The rake scratched the dry arid ground, scraping the last bubblegum wrapper left when Bazooka Joe was still a household name. The flimsy garbage bags busting under minimal pressure, reinforces the view that plastic garbage bags have a half-life of 15 minutes in the real world. Yet they somehow manage to stay intact at the garbage dump for centuries.

Yep, it’s summer-student employment time again, and the rake, handled by a 14-year-old, scratched the surface once again, this being the fourth attempt to rake that doggone wrapper off the yellowed old grass from yesteryear.

Does employment for students really mean slave-like labour conditions, or is it that everyone’s zombielike condition is really a direct result of staying out to all hours of the night, night after night? Or is it a hormonal thing where everyone becomes allergic to bright early-morning sunlight and their eyes just can’t seem to function properly?

I remember when summer-student employment was something that was based on the round-up system. If you were home that day when the employment agent called for you, you got a job digging ditches or throwing garbage. The lucky ones managed to get desk jobs – at least they had something to lay their tired heads on when the going got rough during the morning coffee break. Oh yes, the coffee breaks, the time when you actually get paid to stuff cookies and bad java down your throat. Back then 15-minute coffee breaks were 10 minutes long, so stuffing your face was a common activity.

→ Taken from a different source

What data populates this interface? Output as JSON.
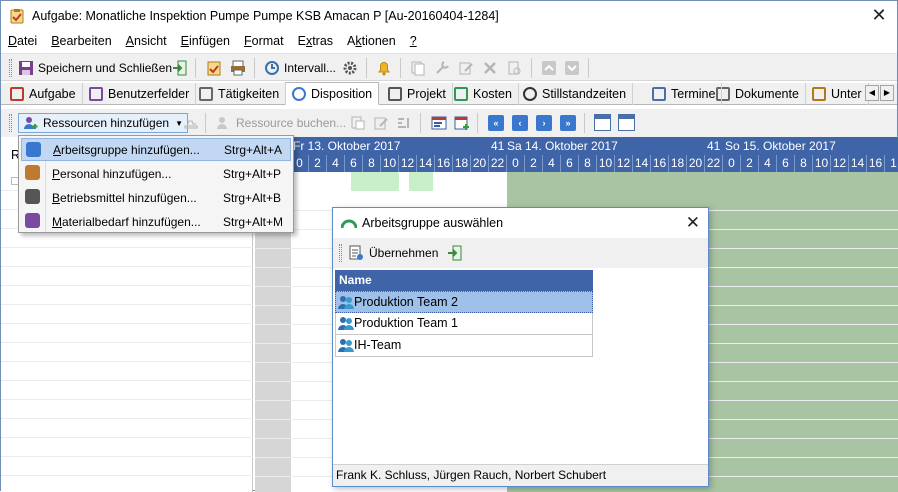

Some summer jobs paid you only when the work was done and some paid you when they felt like it – or so it seemed. The worst kind of pay was when you had to share the pot with everyone else. So your size and age determined your wages for that week — talk about a dog-eat-dog world.

Today, student strikes can be imminent if the pay is more than five minutes late and near riots can break out if the cheques aren’t signed. Woe to the employer who must face the wrath of the youth when it comes to pay day. I remember a trailer being burned down when living allowances were late by an hour back in the revolutionary 1970s. But hey, students were really hungry in those days, getting only a meagre hundred bucks per month.

Today, salaries have to be negotiated with street-sawy students, who seem to ask discerning questions about vacation pay, holiday pay and other perks and quirks, but nary a question about the job itself. Sometimes an employer gets lucky and lands a dream summer student from work heaven who has just the right credentials for your job and can do it when you’re gone on vacation. But when you come back, your job has been altered somehow, so sometimes it’s best to take someone who isn’t at all interested in taking your job over while your away on holiday.

Whatever the reason for hiring a summer student, go ahead, hire away, give someone an actual job to do and see how they fare or mature.